A soldier’s fauchion, and a seaman’s oar.I might add that one of the great things about being a dilettante ("Through Trivia's grove they walk," as Dryden says) is that it doesn't bug you when you don't know what "fauchion" means.
In this excerpt Aeneas descends into the underworld, and the highlight is that it's pretty much as bad as we feared:
Just in the gate and in the jaws of hell,I don't know why Dryden hates sleep so much; maybe we're living in the Golden Age of Napping without realizing it.
Revengeful Cares and sullen Sorrows dwell,
And pale Diseases, and repining Age,
Want, Fear, and Famine’s unresisted rage;
Here Toils, and Death, and Death’s half-brother, Sleep,
Forms terrible to view, their sentry keep;
With anxious Pleasures of a guilty mind,
Deep Frauds before, and open Force behind;
The Furies’ iron beds; and Strife, that shakes
Her hissing tresses and unfolds her snakes.
Oh, I almost forgot the part that lets me get on my soapbox. Aeneas has found the Sybil's temple, which has previously-on-the-classical-myths tableaux on it, and we find this:
Here hapless Icarus had found his part,You know what I take that to mean? Don't write about your kids -- don't use your kids in your business. Last night, for professional reasons, I had to look at "Dan In Real Life," and immediately I hated that guy because he puts his family in the paper. Stage parents are generally terrible (TRUE STORY) but at least the kids get to act, which can be somewhat fun; when you're written about you're as passive as Icarus getting gold poured over him. I am glad to have classical sanction for one of my prejudices.

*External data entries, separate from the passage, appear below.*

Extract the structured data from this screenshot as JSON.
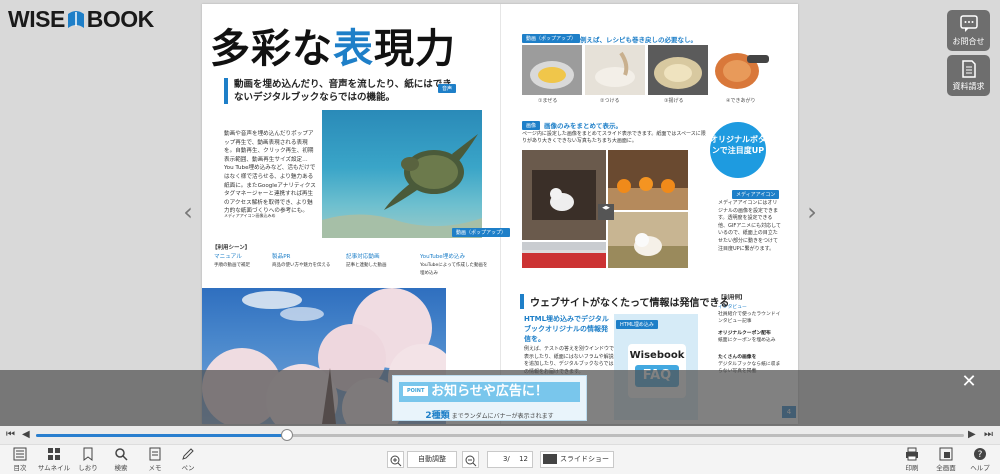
{
  "app": {
    "logo_left": "WISE",
    "logo_right": "BOOK"
  },
  "side_buttons": [
    {
      "label": "お問合せ",
      "icon": "chat-icon"
    },
    {
      "label": "資料請求",
      "icon": "document-icon"
    }
  ],
  "page": {
    "title_a": "多彩な",
    "title_b": "表",
    "title_c": "現力",
    "lead": "動画を埋め込んだり、音声を流したり、紙にはできないデジタルブックならではの機能。",
    "tag_voice": "音声",
    "intro": "動画や音声を埋め込んだりポップアップ再生で、動画表現される表現を。自動再生、クリック再生、初期表示範囲、動画再生サイズ設定… You Tube埋め込みなど、活もだけではなく様で活らせる、より魅力ある紙面に。またGoogleアナリティクスタグマネージャーと連携すれば再生のアクセス解析を取得でき、より魅力的な紙面づくりへの参考にも。",
    "intro_note": "メディアアイコン画像込みめ",
    "video_tag": "動画（ポップアップ）",
    "usage_title": "【利用シーン】",
    "usage": [
      {
        "title": "マニュアル",
        "text": "手順の動画で補足"
      },
      {
        "title": "製品PR",
        "text": "商品の使い方や魅力を伝える"
      },
      {
        "title": "記事対応動画",
        "text": "記事と連動した動画"
      },
      {
        "title": "YouTube埋め込み",
        "text": "YouTubeによって作成した動画を埋め込み"
      }
    ],
    "popup_tag": "動画（ポップアップ）",
    "popup_head": "例えば、レシピも巻き戻しの必要なし。",
    "steps": [
      "①まぜる",
      "②つける",
      "③揚げる",
      "④できあがり"
    ],
    "image_tag": "画像",
    "image_head": "画像のみをまとめて表示。",
    "image_text": "ページ内に設定した画像をまとめてスライド表示できます。紙面ではスペースに限りがあり大きくできない写真もたちまち大画面に。",
    "bubble": "オリジナルボタンで注目度UP",
    "media_tag": "メディアアイコン",
    "media_text": "メディアアイコンにはオリジナルの画像を設定できます。透明度を設定できる他、GIFアニメにも対応しているので、紙面上の目立たせたい部分に動きをつけて注目度UPに繋がります。",
    "section_title": "ウェブサイトがなくたって情報は発信できる",
    "html_head": "HTML埋め込みでデジタルブックオリジナルの情報発信を。",
    "html_text": "例えば、テストの答えを別ウインドウで表示したり、紙面にはないフラムや解説を追加したり、デジタルブックならではの情報をお届けできます。",
    "html_tag": "HTML埋め込み",
    "faq_logo": "Wisebook",
    "faq_text": "FAQ",
    "right_usage_title": "【利用例】",
    "right_usage": [
      {
        "title": "インタビュー",
        "text": "社員紹介で使ったラウンドインタビュー記事"
      },
      {
        "title": "オリジナルクーポン配布",
        "text": "紙面にクーポンを埋め込み"
      },
      {
        "title": "たくさんの画像を",
        "text": "デジタルブックなら紙に収まらない写真を掲載"
      }
    ],
    "page_number": "4"
  },
  "banner": {
    "point": "POINT",
    "main": "お知らせや広告に！",
    "count": "2種類",
    "sub": "までランダムにバナーが表示されます"
  },
  "slider": {
    "progress": 0.27
  },
  "toolbar": {
    "items": [
      {
        "label": "目次",
        "icon": "toc-icon"
      },
      {
        "label": "サムネイル",
        "icon": "thumbnail-icon"
      },
      {
        "label": "しおり",
        "icon": "bookmark-icon"
      },
      {
        "label": "検索",
        "icon": "search-icon"
      },
      {
        "label": "メモ",
        "icon": "memo-icon"
      },
      {
        "label": "ペン",
        "icon": "pen-icon"
      }
    ],
    "zoom_label": "自動調整",
    "page_current": "3/",
    "page_total": "12",
    "slideshow": "スライドショー",
    "right_items": [
      {
        "label": "印刷",
        "icon": "print-icon"
      },
      {
        "label": "全画面",
        "icon": "fullscreen-icon"
      },
      {
        "label": "ヘルプ",
        "icon": "help-icon"
      }
    ]
  },
  "colors": {
    "accent": "#1e7fc8",
    "banner": "#79c6ec",
    "overlay": "#505050"
  }
}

Had not the father’s grief restrain’d his art.
He twice assay’d to cast his son in gold;
Twice from his hands he dropp’d the forming mold.